  • 148. Open problems l Random page generation via random walks l Cryptography based approach: want random pages from each engine but no cheating! (page should be chosen u.a.r. from the actual index) – Each search engine can commit to the set of pages it has without revealing it – Need to ensure that this set is the same as the set actually indexed – Need efficient oblivious protocol to obtain random page from search engine – See [NP‘98] for possible solution M. Henzinger Web Information Retrieval 148
  • 149. Web IR Tools General-purpose search engines: Hierarchical directories Specialized search engines: Search-by-example Collaborative filtering l Meta-information Comparison of search engines – Log statistics M. Henzinger Web Information Retrieval 149
  • 150. How often do people view a page? l Problems: – Web caches interfere with click counting – cheating pays (advertisers pay by the click) l Solutions: – naïve: forces caches to re-fetch for every click. • Lots of traffic, annoyed Web users – extend HTML with counters [ML’97] • requires compliance, down caches falsify results. – use sampling [P’97] • force refetches on random days • force refetches for random users and IP addresses – cryptographic audit bureaus [NP’98a] l Commercial providers: 100hot, Media Matrix, Relevant Knowledge, … M. Henzinger Web Information Retrieval 150

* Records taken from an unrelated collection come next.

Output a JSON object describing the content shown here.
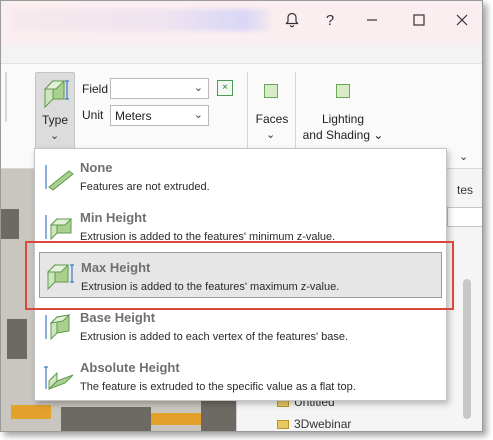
{
  "titlebar": {
    "notification_icon": "bell-icon",
    "help_label": "?",
    "minimize_icon": "minimize-icon",
    "maximize_icon": "maximize-icon",
    "close_icon": "close-icon"
  },
  "ribbon": {
    "type_button": {
      "label": "Type",
      "icon": "extrusion-max-height-icon"
    },
    "field": {
      "label": "Field",
      "value": ""
    },
    "unit": {
      "label": "Unit",
      "value": "Meters"
    },
    "expression_icon": "expression-builder-icon",
    "faces": {
      "label": "Faces"
    },
    "lighting": {
      "line1": "Lighting",
      "line2": "and Shading"
    }
  },
  "pane": {
    "tab_fragment": "tes",
    "tree": [
      {
        "label": "Untitled"
      },
      {
        "label": "3Dwebinar"
      }
    ]
  },
  "type_menu": {
    "items": [
      {
        "title": "None",
        "description": "Features are not extruded.",
        "icon": "extrusion-none-icon",
        "selected": false
      },
      {
        "title": "Min Height",
        "description": "Extrusion is added to the features' minimum z-value.",
        "icon": "extrusion-min-height-icon",
        "selected": false
      },
      {
        "title": "Max Height",
        "description": "Extrusion is added to the features' maximum z-value.",
        "icon": "extrusion-max-height-icon",
        "selected": true
      },
      {
        "title": "Base Height",
        "description": "Extrusion is added to each vertex of the features' base.",
        "icon": "extrusion-base-height-icon",
        "selected": false
      },
      {
        "title": "Absolute Height",
        "description": "The feature is extruded to the specific value as a flat top.",
        "icon": "extrusion-absolute-height-icon",
        "selected": false
      }
    ]
  },
  "colors": {
    "highlight_box": "#d8483c",
    "selected_item_bg": "#e6e6e6",
    "icon_green": "#6aa85a"
  }
}
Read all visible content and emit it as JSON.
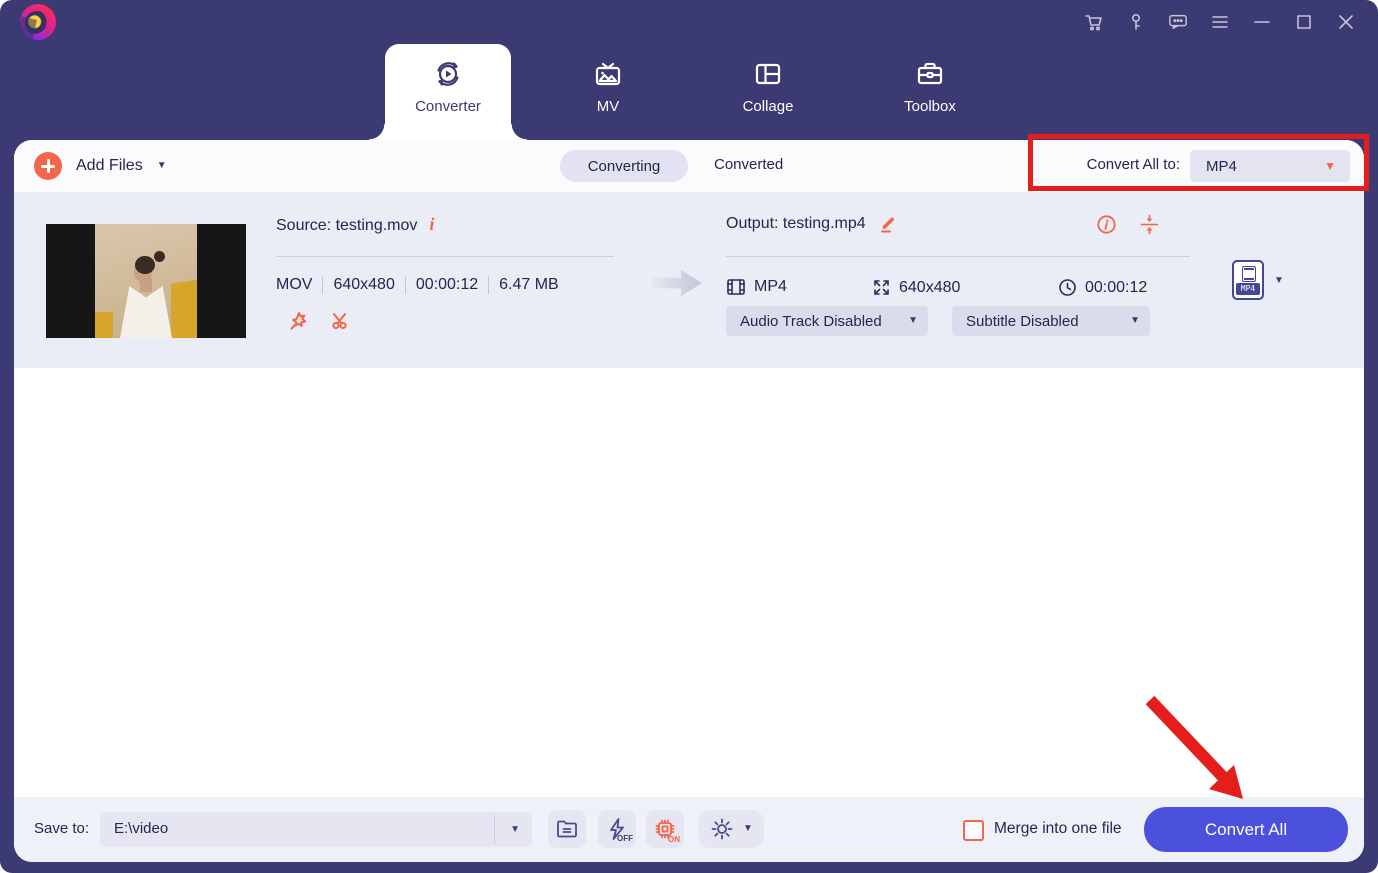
{
  "app": {
    "name": "video-converter-app",
    "colors": {
      "header_purple": "#3b3a72",
      "accent_orange": "#f2664a",
      "convert_button_blue": "#4b50dd",
      "annotation_red": "#e41d1d",
      "row_background": "#eaecf6"
    }
  },
  "icons": {
    "caret_down": "▼",
    "info_i": "i"
  },
  "window_controls": [
    {
      "name": "cart"
    },
    {
      "name": "key"
    },
    {
      "name": "feedback"
    },
    {
      "name": "menu"
    },
    {
      "name": "minimize"
    },
    {
      "name": "maximize"
    },
    {
      "name": "close"
    }
  ],
  "tabs": [
    {
      "label": "Converter",
      "active": true
    },
    {
      "label": "MV",
      "active": false
    },
    {
      "label": "Collage",
      "active": false
    },
    {
      "label": "Toolbox",
      "active": false
    }
  ],
  "toolbar": {
    "add_files_label": "Add Files",
    "filter_tabs": [
      {
        "label": "Converting",
        "active": true
      },
      {
        "label": "Converted",
        "active": false
      }
    ],
    "convert_all_to_label": "Convert All to:",
    "convert_all_to_value": "MP4"
  },
  "file_row": {
    "source_label": "Source: testing.mov",
    "meta": [
      "MOV",
      "640x480",
      "00:00:12",
      "6.47 MB"
    ],
    "output_label": "Output: testing.mp4",
    "output_format": "MP4",
    "output_resolution": "640x480",
    "output_duration": "00:00:12",
    "audio_dropdown": "Audio Track Disabled",
    "subtitle_dropdown": "Subtitle Disabled",
    "format_badge": "MP4"
  },
  "bottom_bar": {
    "save_to_label": "Save to:",
    "save_path": "E:\\video",
    "hw_off_label": "OFF",
    "hw_on_label": "ON",
    "merge_label": "Merge into one file",
    "convert_button_label": "Convert All"
  }
}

  • 151. Query log statistics [SHMM’98] request = new query or new result screen of old query session = a series of requests by one user close together in time l analyzed ~1B AltaVista requests consisting of: – ~840 M non-empty requests – ~575 M non-empty queries ➪1.5 requests per query in the average – ~153 M unique non-empty queries ➪ query is repeated 3.8 times in the average, but 64% of queries occur only once – ~285 M user sessions ➪2.9 requests and 2.0 queries per session in the average M. Henzinger Web Information Retrieval 151
  • 152. Lots of things we didn’t even touch... l Clustering = group similar items (documents or queries) together ↔ unsupervised learning l Categorization = assign items to predefined categories ↔ supervised learning l Classic IR issues that are not substantially different in the Web context: – Latent semantic indexing -- associate “concepts” to queries and documents and match on concepts – Summarization: abstract the most important parts of text content. (See [TS’98] for the Web context) l Many others … M. Henzinger Web Information Retrieval 152
  • 153. Final conclusions l We talked mostly about IR methods and tools that – take advantage of the Web particularities – mitigate some of the difficulties l Web IR offers plenty of interesting problems… … but not on a silver platter l Almost every area of algorithms research is relevant l Great need for good algorithm engineering! M. Henzinger Web Information Retrieval 153
  • 154. Acknowledgements l An earlier version of this talk was created in collaboration with Andrei Broder and was presented at the 39th IEEE Symposium on Foundations in Computer Science 1998. l Thanks for useful comments to Krishna Bharat, Moses Charikar, Edith Cohen, Jeff Dean,Uri Feige, Puneet Kumar, Hannes Marais, Michael Mitzenmacher, Prabhakar Raghavan, and Lyle Ramshaw. M. Henzinger Web Information Retrieval 154